Frontier Developments are the ambitious type of folk. Unfortunately though, their wishes for Elite Dangerous have yet to be fulfilled – can the spacefaring devs turn it around?
We loved Elite Dangerous. In fact, some might say that our time logged into the game bordered on clinical obsession – but we won’t nitpick over details.
Frontier Developments latest installment in the legendary gaming franchise has given us the ability to experience worlds in a way that we never thought possible. From staring at hypnotic neutron stars to skimming the surface of a gas giant’s accretion disk, Elite: Dangerous made an incredible first impression.
Unfortunately, the momentum wasn’t sustainable. After the initial surge of excitement over learning the ropes and exploring the universe had passed, the cold and stark reality of life in space quickly set in: there wasn’t much to do aside from make money. The “game” inevitably became a credit grind. Every action became valued in as much as it would pay out.
In a game about progressing toward more powerful and capable spaceships, this makes sense at base. What doesn’t make much sense, however, is how long Elite has been released and how little Frontier has done to expand the discoverable narrative within the name.
If you were to spend your time browsing the Elite: Dangerous subreddit, you could arguably receive a more cohesive understanding of the in-game world and story than through playing the game itself.
Between the incredible theories on alien life through xenoarchelology that scores of players contribute to, to massive community events, it certainly sells the image that it’s the community that is keeping the game alive.
Sure, the game features their “GalNet” articles – the fictional news site which reports the happenings from around the human-settled bubble of the Milky Way (and sometimes beyond), but rarely do players want to open a menu and read through paragraphs of texts to figure out what the latest crumb in Frontier’s grand bread-crumbing trail is.

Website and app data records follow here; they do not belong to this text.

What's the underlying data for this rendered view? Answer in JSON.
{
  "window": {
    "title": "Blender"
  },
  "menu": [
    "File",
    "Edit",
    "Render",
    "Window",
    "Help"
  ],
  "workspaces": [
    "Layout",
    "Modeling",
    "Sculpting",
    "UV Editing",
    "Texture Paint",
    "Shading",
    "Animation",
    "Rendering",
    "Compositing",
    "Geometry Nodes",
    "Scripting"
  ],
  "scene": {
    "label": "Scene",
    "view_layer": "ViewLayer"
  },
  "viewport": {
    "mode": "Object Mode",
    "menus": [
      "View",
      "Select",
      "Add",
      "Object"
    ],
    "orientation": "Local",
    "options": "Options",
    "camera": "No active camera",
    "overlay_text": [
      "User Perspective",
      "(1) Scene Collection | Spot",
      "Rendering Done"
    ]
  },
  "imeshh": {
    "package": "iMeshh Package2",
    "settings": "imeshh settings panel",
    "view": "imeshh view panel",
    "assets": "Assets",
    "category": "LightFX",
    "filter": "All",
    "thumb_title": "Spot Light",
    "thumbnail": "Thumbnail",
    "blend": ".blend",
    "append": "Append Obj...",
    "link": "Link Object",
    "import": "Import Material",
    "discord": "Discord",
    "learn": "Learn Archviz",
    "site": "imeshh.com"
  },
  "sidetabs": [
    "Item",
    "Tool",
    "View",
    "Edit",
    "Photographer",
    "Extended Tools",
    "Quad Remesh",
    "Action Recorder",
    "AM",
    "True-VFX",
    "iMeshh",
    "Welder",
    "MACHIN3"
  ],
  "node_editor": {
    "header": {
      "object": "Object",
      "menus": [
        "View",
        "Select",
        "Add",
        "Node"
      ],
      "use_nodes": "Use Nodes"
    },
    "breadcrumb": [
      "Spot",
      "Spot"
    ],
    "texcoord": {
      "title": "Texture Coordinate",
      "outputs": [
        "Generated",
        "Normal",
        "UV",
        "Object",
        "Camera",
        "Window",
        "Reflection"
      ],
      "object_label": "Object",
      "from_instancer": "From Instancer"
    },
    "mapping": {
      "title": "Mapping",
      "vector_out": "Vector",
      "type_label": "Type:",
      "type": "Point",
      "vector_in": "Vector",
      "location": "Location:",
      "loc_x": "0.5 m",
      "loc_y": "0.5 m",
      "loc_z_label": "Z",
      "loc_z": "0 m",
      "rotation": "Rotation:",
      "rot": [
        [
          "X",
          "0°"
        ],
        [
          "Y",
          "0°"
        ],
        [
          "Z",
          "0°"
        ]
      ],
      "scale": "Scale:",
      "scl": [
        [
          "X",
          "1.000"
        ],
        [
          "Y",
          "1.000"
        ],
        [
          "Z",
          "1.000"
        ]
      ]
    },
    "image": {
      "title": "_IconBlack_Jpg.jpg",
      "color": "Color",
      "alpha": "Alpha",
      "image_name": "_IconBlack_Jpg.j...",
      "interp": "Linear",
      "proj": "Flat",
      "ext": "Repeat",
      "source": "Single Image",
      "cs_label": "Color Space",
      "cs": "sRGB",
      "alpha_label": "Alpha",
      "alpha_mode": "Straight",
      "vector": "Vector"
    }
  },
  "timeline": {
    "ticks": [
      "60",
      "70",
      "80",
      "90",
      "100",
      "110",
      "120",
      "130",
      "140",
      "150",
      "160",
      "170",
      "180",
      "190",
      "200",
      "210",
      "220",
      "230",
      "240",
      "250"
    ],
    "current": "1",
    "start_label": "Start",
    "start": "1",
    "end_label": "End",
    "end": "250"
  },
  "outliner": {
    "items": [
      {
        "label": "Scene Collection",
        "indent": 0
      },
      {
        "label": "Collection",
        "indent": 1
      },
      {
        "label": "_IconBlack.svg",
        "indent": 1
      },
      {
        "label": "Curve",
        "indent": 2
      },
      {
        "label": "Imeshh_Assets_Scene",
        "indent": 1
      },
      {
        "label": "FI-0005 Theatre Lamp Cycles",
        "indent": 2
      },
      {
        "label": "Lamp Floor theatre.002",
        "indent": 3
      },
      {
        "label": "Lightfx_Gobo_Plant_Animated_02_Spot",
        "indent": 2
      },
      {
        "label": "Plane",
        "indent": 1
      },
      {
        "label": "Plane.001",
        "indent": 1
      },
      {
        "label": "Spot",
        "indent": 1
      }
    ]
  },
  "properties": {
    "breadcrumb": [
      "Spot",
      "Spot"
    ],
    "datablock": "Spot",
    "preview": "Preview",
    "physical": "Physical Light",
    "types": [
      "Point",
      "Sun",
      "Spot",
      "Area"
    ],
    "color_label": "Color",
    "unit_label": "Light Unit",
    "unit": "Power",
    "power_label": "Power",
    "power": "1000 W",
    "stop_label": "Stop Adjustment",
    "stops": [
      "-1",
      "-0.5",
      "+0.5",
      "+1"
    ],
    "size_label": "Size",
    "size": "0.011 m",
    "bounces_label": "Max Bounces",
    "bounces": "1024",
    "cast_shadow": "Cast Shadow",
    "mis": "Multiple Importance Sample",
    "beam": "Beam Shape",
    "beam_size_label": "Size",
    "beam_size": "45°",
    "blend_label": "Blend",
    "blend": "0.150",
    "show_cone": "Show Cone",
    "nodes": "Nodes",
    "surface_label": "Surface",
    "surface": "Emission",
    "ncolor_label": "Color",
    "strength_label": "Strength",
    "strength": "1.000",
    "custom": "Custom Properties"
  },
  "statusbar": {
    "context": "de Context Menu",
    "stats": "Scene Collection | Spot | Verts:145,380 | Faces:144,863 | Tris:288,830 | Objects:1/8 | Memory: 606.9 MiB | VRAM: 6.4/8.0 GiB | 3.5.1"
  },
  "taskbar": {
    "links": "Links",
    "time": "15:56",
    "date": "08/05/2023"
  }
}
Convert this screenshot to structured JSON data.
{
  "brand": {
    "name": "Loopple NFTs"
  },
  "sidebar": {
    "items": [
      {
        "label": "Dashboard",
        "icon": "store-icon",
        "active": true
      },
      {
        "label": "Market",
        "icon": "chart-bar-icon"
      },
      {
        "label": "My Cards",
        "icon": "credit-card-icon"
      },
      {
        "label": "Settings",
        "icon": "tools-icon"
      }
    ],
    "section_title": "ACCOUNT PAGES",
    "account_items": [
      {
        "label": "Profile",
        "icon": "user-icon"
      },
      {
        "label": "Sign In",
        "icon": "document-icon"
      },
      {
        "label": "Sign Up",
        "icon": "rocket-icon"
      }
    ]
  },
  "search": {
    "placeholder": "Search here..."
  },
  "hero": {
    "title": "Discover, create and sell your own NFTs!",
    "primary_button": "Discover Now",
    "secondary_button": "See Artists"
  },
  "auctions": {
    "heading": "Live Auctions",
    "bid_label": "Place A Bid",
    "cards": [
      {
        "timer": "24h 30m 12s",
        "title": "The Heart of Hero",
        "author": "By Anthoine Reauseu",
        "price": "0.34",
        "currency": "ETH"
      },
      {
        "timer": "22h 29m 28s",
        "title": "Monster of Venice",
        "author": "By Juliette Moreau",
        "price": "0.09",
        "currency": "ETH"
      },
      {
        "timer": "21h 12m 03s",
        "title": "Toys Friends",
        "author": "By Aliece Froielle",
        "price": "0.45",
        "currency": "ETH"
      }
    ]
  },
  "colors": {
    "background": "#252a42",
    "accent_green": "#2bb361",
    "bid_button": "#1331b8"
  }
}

To their credit, Frontier have introduced some excellent quality of life improvements over the last several updates, least of all see their “Engineers” update finally hit a point where a sensible individual would want to partake – prior to the fix, the “upgrades” the engineers would offer were handled by the often apathetic hand of RNGesus.
The game has just dropped their long-awaited update “The Return”, in which the galaxy finally sees the return of the menacing Thargoids, a powerful and mysterious NPC alien race whose motives for coming back to the bubble still remain shrouded in mystery.
Despite the additions of planetary landings, quality of life improvements, multi-crew and other features, Elite still feels as if it proudly bears the “a mile wide, and inch deep” moniker.
Frontier has shown that they’ve no end of interesting ideas to put into the game, now if only they spent more time on finding a way in which to bring them all together.